>>>
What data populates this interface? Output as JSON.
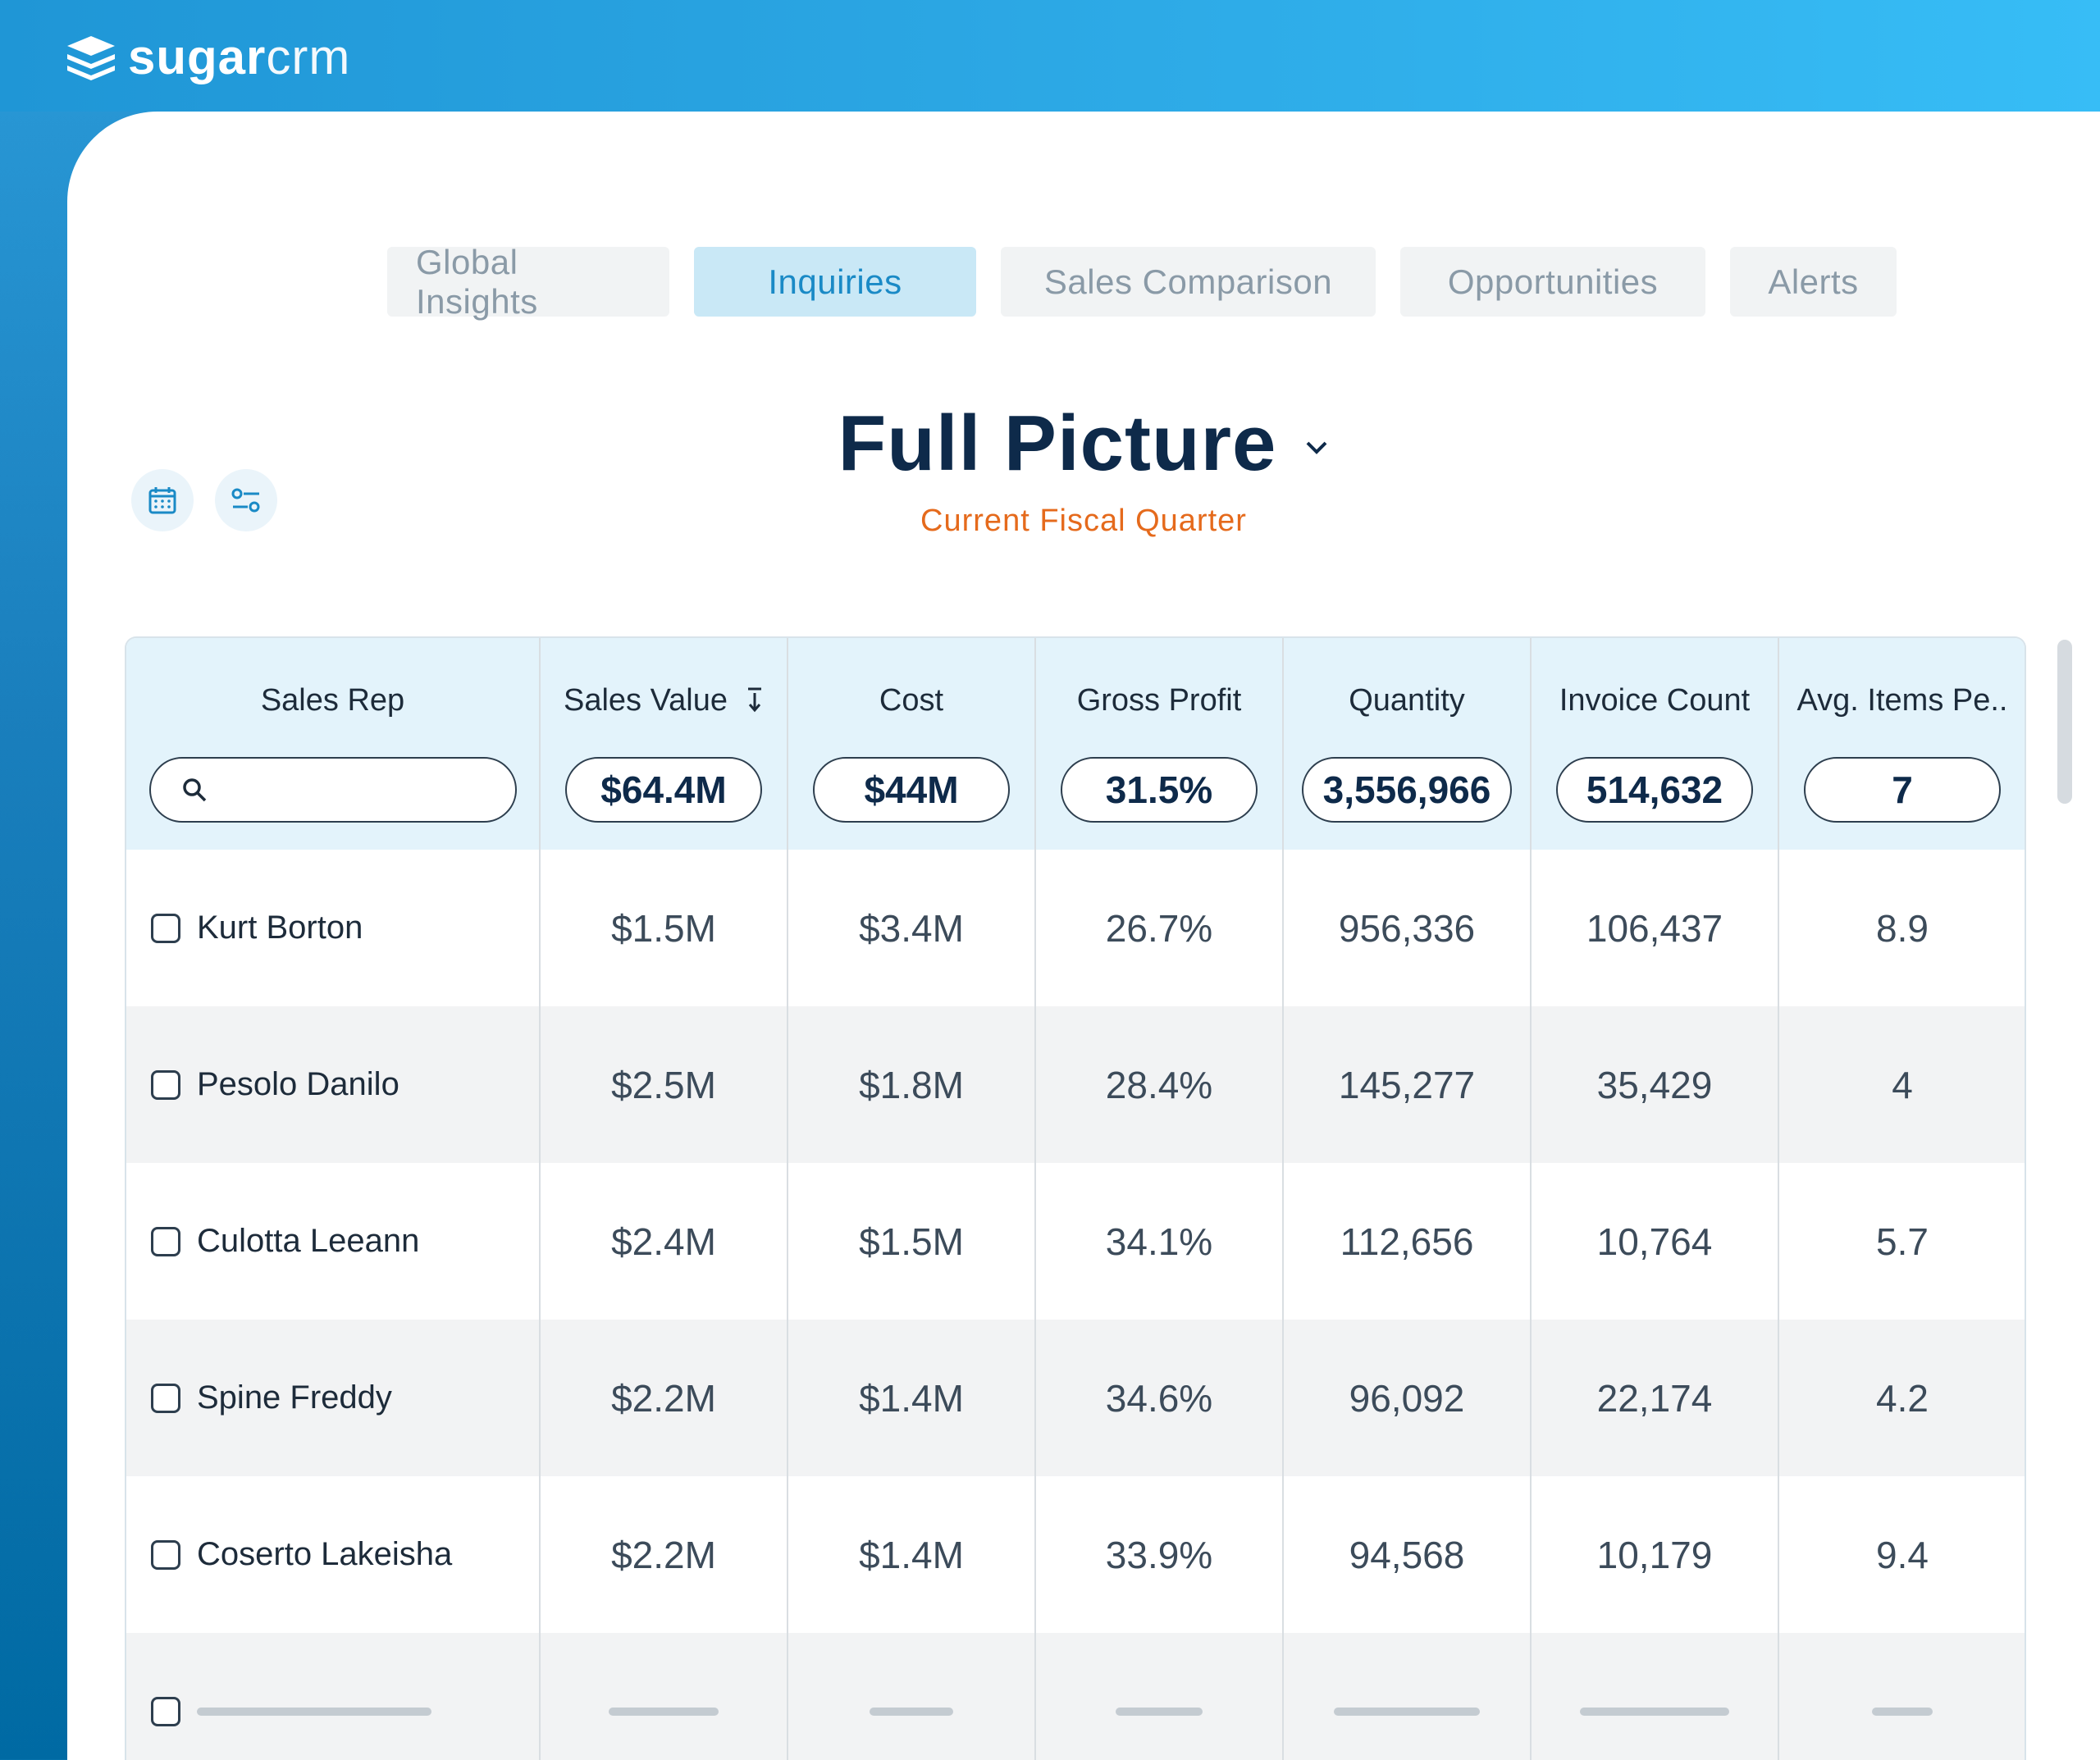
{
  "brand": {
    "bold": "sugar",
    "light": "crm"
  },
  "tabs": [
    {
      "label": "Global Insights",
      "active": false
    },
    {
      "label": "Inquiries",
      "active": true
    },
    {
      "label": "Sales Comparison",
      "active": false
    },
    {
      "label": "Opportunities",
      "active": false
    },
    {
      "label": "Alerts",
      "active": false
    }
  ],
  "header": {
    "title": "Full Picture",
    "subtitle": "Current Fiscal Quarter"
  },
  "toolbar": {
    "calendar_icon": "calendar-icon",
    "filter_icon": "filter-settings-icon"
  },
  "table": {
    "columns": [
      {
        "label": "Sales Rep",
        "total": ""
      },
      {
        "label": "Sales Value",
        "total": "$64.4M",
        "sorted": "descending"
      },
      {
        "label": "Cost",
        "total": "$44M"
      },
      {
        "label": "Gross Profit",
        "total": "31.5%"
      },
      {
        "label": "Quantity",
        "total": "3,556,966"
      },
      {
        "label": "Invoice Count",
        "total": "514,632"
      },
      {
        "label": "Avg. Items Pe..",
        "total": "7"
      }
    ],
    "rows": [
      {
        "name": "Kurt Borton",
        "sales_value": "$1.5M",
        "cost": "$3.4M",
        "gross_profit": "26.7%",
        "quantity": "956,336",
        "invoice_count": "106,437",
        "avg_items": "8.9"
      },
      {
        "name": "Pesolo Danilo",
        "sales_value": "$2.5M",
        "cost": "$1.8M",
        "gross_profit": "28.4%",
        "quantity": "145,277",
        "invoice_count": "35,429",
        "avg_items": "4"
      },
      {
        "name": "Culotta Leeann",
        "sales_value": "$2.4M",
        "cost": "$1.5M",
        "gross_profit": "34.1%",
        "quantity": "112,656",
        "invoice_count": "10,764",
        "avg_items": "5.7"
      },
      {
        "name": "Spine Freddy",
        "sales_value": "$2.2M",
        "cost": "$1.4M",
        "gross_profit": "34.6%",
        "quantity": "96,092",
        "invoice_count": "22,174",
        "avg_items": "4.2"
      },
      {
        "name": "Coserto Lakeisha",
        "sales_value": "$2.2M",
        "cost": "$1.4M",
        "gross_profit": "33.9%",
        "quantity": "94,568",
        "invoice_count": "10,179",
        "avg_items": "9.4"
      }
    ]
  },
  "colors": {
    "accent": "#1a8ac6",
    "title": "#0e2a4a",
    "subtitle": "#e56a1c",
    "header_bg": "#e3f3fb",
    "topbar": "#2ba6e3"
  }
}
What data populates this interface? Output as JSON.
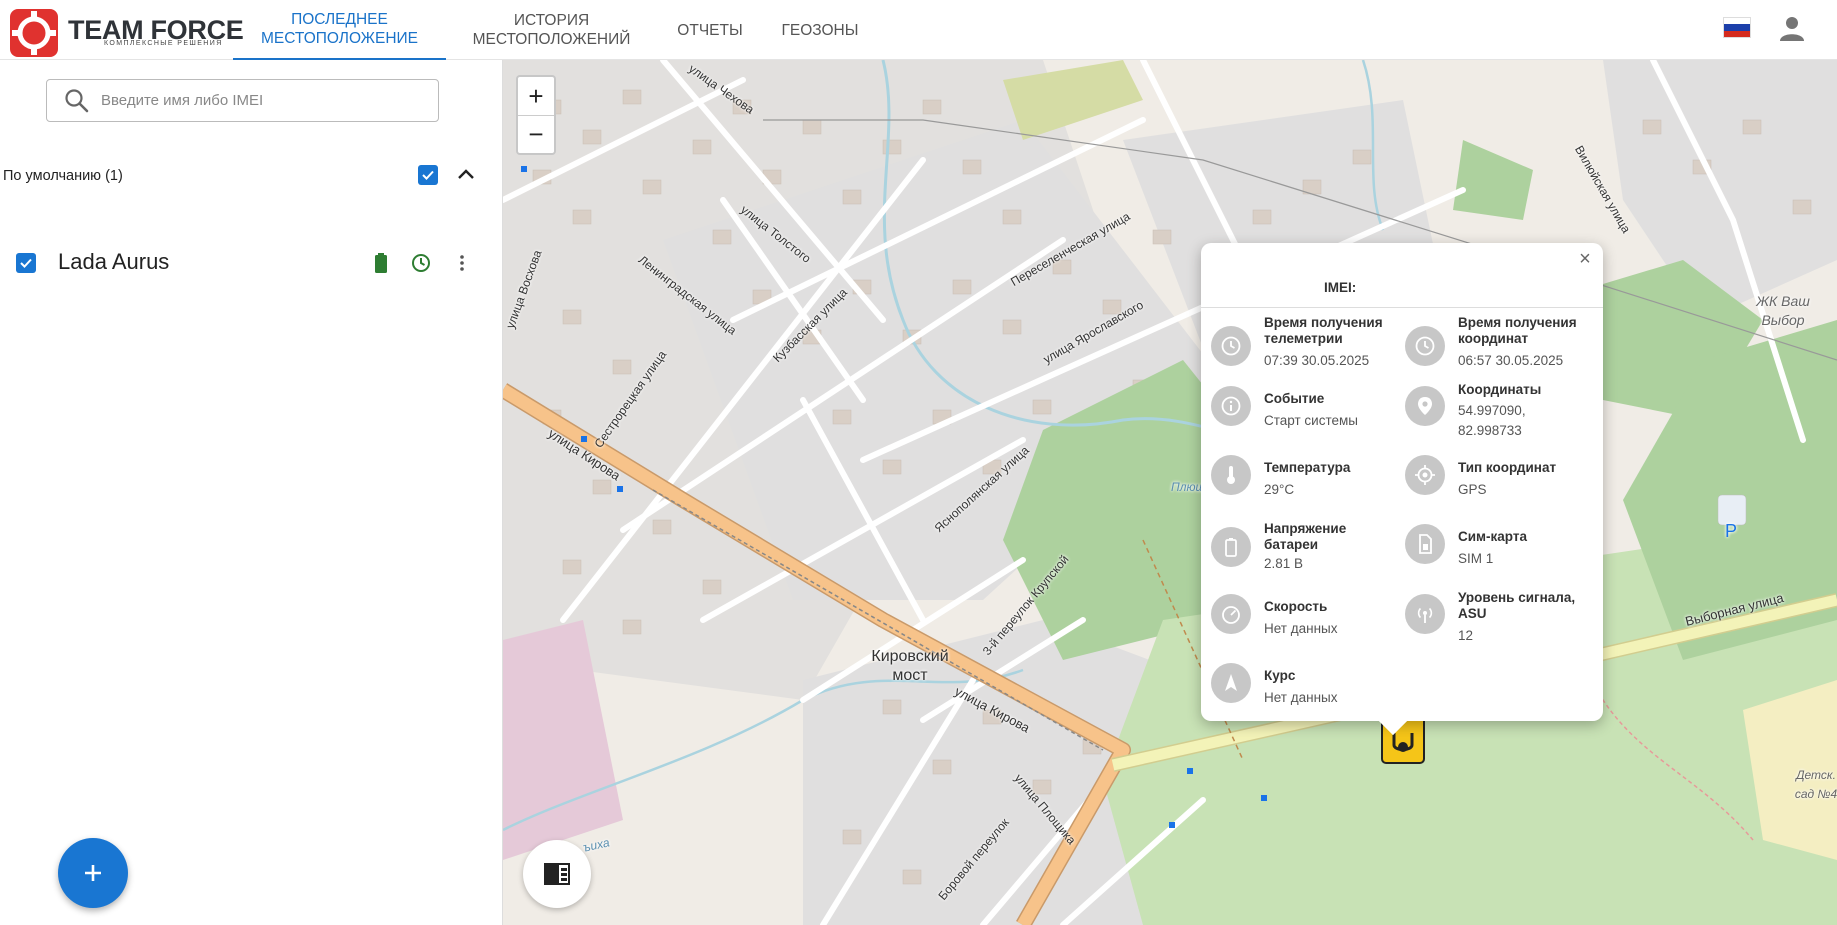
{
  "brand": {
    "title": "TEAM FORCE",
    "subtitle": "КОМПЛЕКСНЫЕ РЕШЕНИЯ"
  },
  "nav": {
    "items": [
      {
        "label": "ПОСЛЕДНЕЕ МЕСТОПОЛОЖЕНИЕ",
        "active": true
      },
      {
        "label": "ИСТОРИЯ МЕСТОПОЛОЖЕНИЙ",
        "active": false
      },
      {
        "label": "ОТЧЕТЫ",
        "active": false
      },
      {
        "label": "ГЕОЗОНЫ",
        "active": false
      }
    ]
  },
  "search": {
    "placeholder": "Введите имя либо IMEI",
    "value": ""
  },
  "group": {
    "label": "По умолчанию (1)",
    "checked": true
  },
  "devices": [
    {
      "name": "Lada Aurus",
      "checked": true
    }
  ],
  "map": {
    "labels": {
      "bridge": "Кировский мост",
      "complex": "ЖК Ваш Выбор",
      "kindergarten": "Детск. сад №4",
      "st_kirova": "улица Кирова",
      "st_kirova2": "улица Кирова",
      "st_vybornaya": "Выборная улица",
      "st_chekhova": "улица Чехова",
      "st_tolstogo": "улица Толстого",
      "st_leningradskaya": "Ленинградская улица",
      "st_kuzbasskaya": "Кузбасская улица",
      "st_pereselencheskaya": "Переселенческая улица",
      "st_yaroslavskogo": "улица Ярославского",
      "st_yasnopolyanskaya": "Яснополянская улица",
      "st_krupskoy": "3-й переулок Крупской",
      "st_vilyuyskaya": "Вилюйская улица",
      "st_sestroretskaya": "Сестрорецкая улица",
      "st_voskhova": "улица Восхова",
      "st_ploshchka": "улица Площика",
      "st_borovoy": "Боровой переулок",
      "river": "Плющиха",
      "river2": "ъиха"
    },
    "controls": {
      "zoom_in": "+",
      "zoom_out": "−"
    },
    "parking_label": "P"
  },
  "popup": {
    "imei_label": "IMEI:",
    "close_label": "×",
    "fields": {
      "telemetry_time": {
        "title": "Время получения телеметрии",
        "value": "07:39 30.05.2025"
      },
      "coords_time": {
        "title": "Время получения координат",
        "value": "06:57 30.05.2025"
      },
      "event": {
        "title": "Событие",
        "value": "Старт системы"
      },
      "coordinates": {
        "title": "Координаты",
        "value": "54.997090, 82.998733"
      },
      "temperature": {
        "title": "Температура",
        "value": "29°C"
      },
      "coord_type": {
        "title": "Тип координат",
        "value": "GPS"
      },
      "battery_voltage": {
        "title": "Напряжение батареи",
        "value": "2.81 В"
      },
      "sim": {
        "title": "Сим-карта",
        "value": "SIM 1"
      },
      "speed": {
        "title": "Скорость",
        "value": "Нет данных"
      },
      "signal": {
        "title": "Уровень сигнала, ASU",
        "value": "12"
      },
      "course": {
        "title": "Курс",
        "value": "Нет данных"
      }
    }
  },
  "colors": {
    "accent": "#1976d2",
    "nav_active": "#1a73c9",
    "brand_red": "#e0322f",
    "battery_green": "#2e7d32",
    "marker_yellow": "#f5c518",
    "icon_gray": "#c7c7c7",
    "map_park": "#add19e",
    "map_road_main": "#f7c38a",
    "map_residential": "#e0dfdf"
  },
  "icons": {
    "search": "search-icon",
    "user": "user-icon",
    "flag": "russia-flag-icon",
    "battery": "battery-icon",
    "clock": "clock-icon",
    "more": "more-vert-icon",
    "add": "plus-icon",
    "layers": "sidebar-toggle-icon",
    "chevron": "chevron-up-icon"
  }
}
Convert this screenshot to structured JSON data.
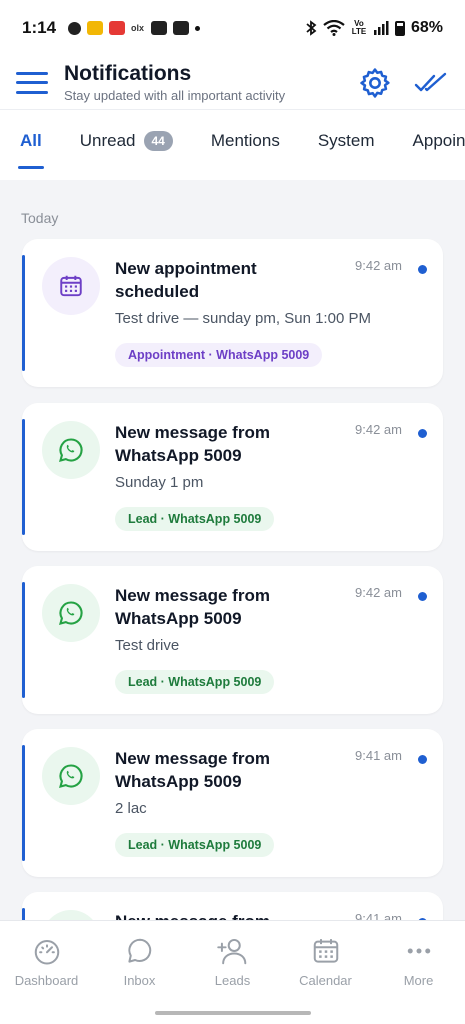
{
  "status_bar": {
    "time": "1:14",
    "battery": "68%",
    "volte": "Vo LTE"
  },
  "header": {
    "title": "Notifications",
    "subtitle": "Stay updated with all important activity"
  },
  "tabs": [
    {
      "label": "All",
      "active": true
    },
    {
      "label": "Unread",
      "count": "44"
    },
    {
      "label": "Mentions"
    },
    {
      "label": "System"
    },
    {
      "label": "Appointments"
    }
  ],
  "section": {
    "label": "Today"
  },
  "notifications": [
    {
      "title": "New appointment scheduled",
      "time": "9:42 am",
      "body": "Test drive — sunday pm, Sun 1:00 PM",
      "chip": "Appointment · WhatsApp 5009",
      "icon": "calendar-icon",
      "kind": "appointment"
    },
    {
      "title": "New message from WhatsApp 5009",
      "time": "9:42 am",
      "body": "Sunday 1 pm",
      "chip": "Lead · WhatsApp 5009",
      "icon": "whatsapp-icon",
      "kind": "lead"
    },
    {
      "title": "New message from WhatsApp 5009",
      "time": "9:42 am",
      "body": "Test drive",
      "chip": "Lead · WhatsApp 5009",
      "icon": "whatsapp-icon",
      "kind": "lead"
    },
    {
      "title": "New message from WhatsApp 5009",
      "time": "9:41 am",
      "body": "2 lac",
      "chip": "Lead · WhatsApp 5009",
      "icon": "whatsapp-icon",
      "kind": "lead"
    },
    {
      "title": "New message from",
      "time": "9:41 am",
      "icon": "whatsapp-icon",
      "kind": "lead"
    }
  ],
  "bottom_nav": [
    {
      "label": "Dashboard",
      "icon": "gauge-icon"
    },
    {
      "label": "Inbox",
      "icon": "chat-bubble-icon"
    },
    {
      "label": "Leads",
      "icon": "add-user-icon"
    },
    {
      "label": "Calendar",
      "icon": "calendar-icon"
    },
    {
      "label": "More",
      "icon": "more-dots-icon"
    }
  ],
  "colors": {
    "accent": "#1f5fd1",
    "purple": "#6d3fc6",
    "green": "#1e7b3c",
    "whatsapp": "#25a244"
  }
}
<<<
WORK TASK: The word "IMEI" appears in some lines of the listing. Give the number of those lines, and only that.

SOLUTION TO THIS EXERCISE: 2